[EXERCISE MATERIALS — start]
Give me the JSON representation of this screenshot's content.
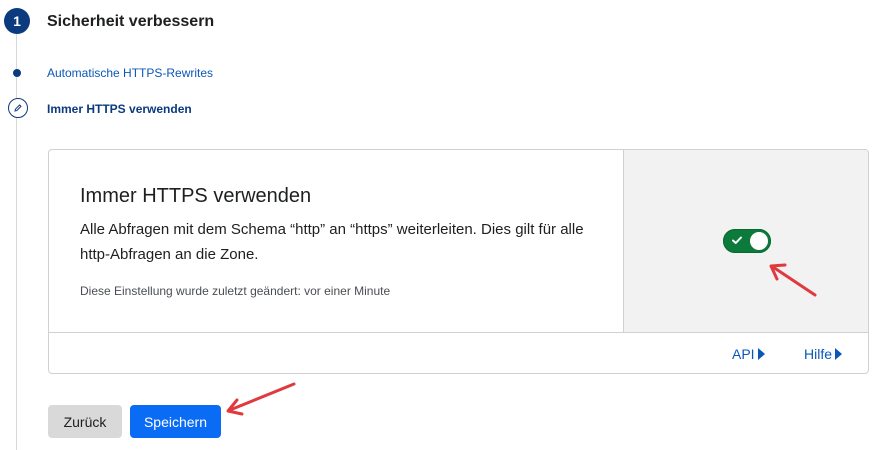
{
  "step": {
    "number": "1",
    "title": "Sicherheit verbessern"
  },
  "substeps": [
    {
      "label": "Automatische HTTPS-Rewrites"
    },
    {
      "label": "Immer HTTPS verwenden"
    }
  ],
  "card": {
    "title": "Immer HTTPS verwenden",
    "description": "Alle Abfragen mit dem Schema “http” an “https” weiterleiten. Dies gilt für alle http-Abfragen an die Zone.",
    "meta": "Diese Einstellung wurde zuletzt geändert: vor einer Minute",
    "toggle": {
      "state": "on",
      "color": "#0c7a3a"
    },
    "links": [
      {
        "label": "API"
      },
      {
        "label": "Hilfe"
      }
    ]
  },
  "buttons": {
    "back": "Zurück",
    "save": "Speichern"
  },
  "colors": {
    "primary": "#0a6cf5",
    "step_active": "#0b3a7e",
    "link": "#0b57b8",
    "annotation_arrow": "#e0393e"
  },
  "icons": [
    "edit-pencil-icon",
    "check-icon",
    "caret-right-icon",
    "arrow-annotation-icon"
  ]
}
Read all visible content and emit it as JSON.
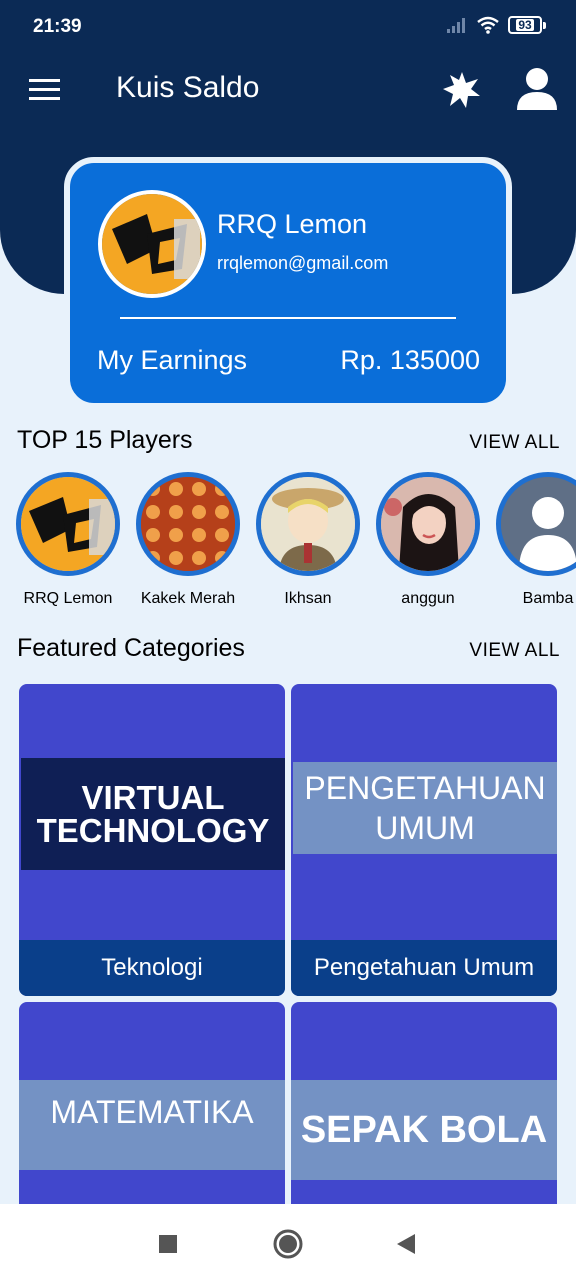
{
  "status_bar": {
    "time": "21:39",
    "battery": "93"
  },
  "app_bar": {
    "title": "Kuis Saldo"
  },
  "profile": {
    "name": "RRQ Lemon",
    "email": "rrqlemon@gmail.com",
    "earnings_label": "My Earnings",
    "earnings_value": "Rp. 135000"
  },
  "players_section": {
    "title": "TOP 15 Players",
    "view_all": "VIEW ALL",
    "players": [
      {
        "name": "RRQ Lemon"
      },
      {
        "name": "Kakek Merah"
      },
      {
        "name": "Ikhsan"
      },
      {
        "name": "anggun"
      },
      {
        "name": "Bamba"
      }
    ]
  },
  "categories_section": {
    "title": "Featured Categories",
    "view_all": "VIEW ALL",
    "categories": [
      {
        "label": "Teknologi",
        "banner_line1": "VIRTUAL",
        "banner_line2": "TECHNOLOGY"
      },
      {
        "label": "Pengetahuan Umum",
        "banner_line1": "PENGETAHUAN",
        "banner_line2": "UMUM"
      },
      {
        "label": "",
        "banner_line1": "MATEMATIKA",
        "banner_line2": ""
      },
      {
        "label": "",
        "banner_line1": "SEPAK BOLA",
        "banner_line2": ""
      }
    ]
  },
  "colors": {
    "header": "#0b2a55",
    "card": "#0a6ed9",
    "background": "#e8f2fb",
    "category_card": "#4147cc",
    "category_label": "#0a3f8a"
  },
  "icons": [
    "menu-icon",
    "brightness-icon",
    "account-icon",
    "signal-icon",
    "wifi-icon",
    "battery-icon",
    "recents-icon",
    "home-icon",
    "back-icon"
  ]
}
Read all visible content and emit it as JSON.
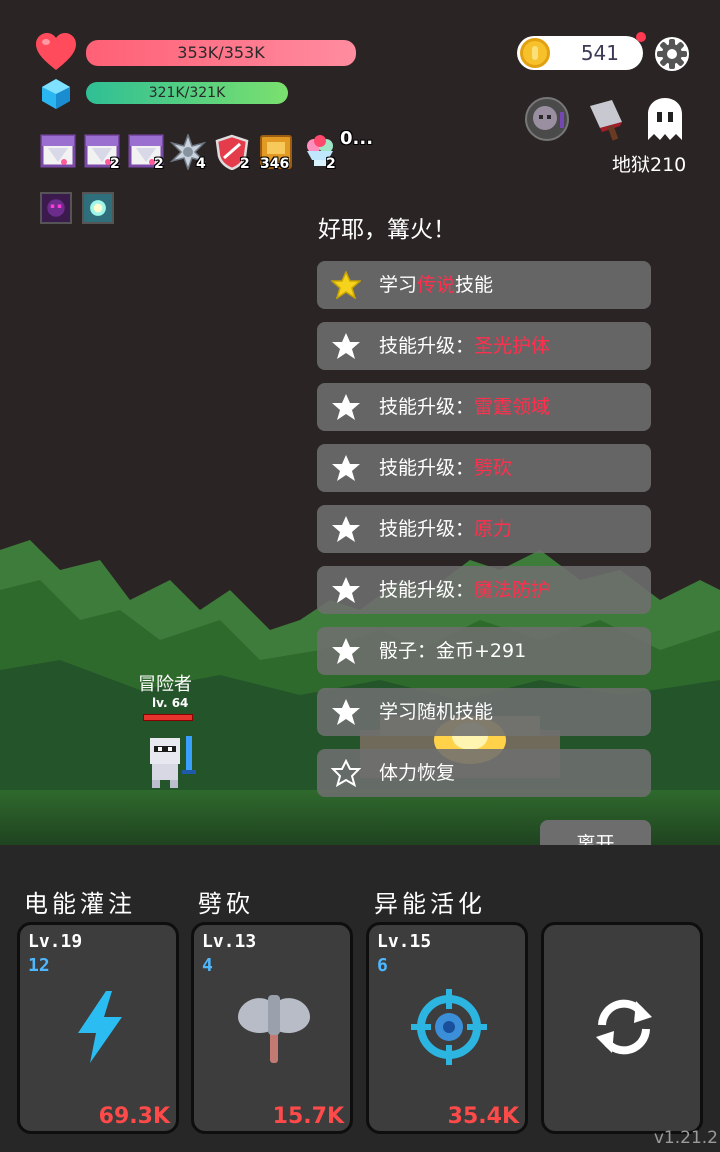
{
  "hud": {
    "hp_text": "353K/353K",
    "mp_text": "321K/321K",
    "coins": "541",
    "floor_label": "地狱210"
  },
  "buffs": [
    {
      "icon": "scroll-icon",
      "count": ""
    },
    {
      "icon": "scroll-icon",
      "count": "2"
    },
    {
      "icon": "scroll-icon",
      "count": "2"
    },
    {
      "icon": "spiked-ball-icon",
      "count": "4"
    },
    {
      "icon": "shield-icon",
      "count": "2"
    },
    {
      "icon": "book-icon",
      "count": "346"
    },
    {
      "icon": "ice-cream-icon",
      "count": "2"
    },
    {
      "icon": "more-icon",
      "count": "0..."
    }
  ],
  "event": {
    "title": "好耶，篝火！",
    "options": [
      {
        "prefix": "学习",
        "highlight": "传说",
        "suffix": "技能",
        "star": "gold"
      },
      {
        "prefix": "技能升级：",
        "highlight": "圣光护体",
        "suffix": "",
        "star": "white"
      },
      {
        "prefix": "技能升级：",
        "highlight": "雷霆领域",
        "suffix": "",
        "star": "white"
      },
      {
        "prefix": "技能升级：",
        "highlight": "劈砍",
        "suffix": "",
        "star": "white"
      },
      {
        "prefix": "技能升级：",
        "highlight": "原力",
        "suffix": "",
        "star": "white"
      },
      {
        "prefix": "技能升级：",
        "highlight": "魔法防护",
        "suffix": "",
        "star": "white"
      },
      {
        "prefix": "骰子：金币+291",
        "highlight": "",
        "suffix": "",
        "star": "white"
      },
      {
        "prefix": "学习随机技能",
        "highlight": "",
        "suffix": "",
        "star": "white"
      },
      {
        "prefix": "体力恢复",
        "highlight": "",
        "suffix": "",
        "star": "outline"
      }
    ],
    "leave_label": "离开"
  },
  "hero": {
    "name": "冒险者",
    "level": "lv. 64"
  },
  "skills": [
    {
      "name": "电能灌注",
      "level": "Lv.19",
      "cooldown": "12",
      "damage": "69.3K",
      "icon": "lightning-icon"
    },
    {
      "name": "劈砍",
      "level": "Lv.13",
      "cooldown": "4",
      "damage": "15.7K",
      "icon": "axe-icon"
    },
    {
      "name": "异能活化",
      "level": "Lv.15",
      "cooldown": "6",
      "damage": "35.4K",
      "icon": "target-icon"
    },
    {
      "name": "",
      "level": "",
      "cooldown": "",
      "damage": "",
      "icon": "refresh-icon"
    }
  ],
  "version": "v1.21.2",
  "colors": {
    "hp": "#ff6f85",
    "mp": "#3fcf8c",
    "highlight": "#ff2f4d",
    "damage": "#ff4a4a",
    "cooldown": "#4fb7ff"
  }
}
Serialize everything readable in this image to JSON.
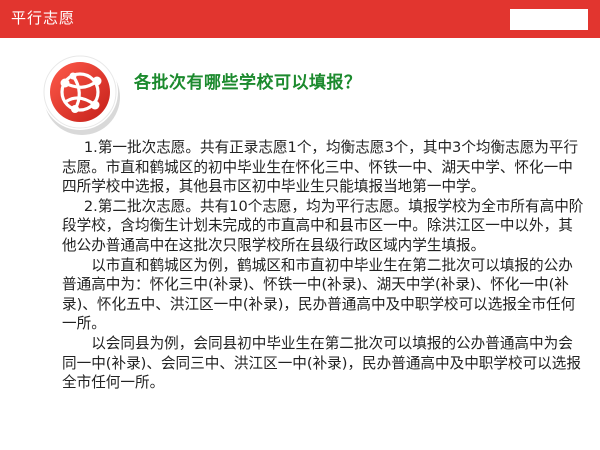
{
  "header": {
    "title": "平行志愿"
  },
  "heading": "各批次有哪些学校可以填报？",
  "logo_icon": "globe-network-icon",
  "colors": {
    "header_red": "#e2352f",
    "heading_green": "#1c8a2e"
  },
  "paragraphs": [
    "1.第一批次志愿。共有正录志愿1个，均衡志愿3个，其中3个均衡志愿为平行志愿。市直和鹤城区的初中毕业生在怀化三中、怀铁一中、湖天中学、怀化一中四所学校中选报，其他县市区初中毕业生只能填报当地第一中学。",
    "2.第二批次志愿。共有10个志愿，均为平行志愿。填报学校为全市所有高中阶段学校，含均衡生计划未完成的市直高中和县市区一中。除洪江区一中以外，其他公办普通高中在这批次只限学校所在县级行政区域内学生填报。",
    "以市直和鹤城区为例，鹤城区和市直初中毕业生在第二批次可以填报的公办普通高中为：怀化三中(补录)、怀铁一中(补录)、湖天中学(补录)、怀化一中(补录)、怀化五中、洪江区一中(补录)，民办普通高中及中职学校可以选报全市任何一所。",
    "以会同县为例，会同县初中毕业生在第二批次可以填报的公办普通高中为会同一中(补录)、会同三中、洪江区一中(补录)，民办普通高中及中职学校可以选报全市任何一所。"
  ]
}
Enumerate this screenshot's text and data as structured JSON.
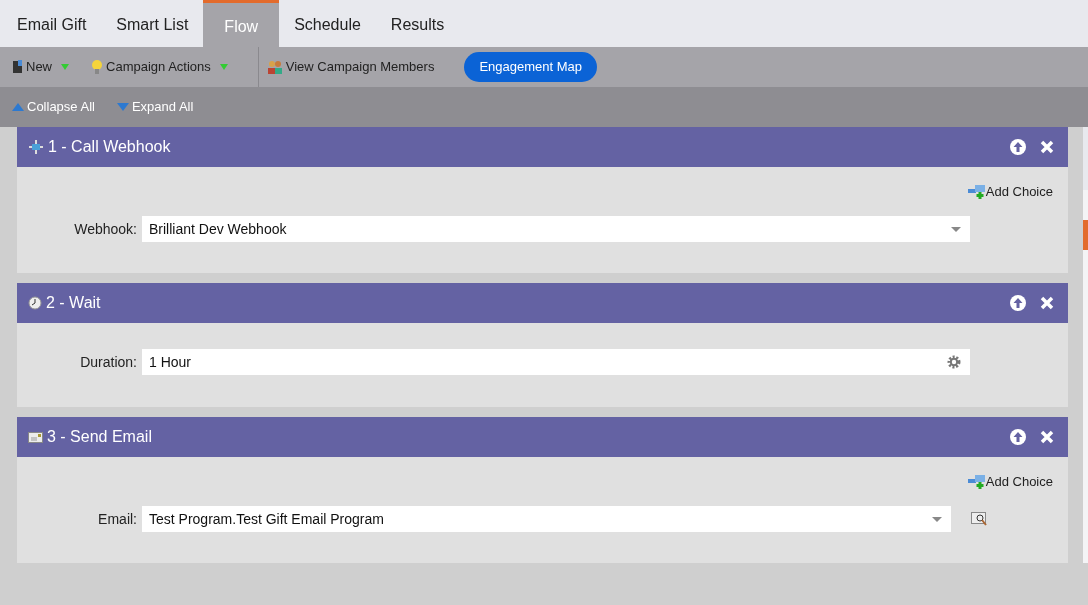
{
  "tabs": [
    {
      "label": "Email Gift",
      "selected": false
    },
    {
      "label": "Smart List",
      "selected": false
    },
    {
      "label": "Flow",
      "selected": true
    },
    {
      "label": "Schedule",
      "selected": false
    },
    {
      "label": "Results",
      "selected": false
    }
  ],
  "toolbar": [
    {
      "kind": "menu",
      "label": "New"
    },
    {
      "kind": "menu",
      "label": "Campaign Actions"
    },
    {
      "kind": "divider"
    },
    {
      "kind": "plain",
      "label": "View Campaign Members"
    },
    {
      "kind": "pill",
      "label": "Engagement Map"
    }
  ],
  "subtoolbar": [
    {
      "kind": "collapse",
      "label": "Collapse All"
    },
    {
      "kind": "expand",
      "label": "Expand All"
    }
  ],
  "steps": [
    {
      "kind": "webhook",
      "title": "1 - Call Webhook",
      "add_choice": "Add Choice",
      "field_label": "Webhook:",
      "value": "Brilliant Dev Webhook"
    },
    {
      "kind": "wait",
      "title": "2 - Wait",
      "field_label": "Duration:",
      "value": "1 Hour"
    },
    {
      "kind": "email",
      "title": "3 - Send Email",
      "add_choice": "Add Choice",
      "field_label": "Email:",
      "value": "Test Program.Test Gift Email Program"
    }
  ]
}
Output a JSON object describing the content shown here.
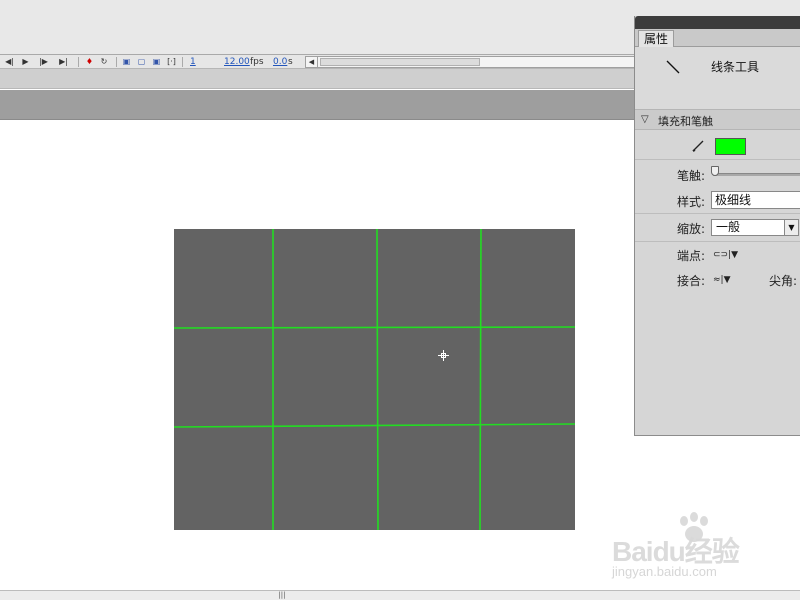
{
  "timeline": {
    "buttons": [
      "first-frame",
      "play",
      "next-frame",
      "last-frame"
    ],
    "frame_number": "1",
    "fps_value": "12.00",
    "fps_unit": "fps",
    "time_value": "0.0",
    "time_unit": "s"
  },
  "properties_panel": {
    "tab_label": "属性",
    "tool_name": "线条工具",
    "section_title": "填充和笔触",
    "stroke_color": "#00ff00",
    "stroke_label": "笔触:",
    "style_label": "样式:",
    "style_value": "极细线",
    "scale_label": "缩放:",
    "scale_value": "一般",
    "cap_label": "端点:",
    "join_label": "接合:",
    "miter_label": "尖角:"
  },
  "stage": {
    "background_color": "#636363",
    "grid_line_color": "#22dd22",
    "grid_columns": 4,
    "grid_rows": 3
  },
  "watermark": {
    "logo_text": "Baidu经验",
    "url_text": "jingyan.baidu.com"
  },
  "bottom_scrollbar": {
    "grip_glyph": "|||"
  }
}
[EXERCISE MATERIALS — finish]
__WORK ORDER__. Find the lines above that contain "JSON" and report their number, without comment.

__WRITTEN SOLUTION__. 6